- Exercise aim
Tally the lines below that contain "전자결재" and reply with only the tally.

- Study material
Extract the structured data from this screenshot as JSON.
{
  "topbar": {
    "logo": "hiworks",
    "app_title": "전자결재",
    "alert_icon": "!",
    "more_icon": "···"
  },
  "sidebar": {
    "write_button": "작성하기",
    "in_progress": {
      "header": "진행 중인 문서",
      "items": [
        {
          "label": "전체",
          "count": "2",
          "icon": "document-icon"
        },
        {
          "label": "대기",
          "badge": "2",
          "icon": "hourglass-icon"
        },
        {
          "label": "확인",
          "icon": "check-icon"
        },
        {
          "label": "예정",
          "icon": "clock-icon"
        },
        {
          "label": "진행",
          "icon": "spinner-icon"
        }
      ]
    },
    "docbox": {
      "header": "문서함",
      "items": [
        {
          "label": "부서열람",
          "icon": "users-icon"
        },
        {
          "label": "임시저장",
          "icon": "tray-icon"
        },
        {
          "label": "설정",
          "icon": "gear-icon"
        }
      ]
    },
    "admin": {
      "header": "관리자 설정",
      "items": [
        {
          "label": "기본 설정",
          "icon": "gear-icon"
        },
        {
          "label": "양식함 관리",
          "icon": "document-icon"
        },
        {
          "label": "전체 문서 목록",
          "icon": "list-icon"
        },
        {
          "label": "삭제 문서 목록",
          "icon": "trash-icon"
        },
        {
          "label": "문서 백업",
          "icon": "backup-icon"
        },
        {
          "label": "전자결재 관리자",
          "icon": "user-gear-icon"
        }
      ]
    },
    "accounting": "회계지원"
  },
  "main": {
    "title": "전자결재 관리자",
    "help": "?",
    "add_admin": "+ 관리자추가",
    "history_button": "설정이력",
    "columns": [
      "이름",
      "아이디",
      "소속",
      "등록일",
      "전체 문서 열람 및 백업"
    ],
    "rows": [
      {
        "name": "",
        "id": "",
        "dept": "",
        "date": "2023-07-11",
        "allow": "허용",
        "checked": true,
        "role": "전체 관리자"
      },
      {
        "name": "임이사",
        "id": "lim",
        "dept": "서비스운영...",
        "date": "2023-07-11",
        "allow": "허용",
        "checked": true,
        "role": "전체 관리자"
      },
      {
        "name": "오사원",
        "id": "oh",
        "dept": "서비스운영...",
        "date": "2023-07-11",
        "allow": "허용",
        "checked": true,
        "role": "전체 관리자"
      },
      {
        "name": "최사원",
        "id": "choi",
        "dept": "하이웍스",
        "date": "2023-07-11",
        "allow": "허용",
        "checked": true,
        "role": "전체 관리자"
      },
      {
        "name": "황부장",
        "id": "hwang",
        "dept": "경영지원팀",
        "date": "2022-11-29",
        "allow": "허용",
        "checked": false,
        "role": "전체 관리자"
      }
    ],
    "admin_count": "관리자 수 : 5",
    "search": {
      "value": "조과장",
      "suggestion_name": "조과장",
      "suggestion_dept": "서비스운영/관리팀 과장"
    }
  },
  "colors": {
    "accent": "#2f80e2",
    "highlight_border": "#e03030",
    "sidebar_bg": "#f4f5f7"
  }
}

- Answer to this task
3